- [ASSIGNMENT]: How many lines in the records below contain the word "微信deepguan"? Answer with the number alone.

::::::::::

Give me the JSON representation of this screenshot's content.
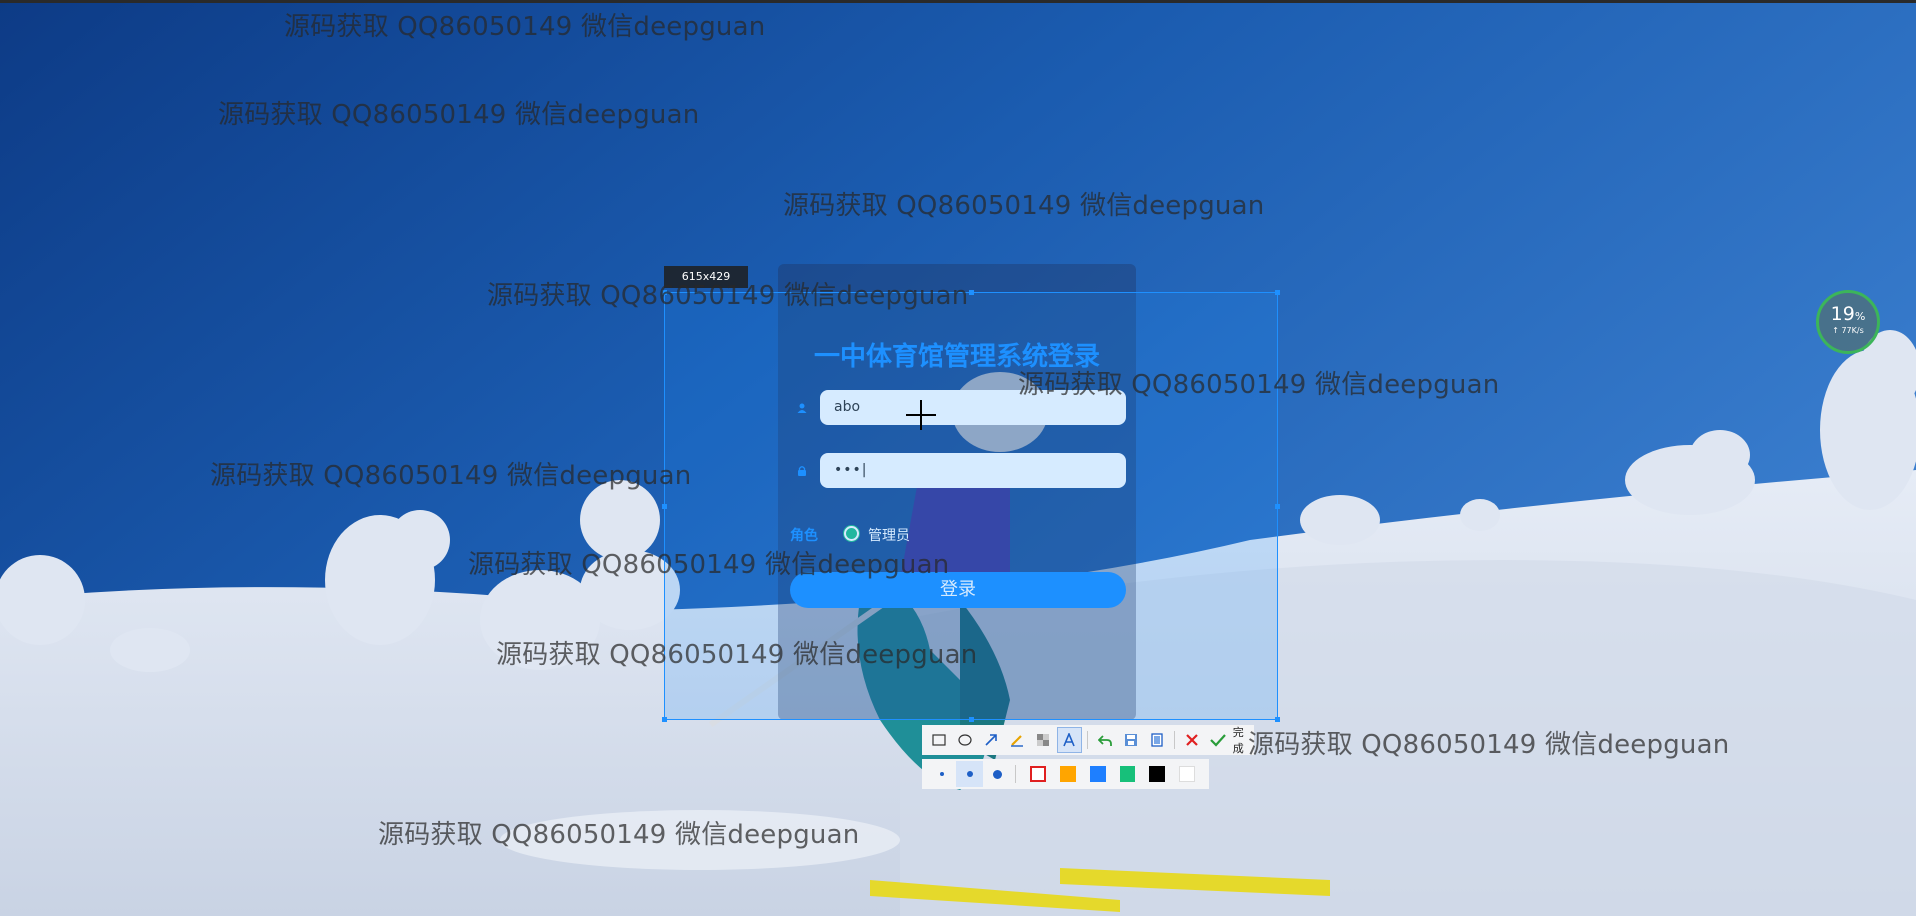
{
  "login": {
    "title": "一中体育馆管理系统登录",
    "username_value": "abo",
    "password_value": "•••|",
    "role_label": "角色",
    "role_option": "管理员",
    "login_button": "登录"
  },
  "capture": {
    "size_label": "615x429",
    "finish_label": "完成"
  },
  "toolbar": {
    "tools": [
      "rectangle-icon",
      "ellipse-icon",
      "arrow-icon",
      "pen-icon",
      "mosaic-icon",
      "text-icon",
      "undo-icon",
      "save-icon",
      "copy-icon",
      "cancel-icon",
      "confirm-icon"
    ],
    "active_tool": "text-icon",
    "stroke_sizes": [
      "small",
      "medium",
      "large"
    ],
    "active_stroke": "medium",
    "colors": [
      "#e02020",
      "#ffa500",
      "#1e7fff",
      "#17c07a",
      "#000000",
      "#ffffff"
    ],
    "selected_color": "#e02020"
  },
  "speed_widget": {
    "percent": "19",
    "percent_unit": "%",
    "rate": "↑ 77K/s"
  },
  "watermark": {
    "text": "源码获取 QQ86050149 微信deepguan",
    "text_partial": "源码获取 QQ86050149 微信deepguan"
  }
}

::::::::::

- [TASK RESPONSE]: 2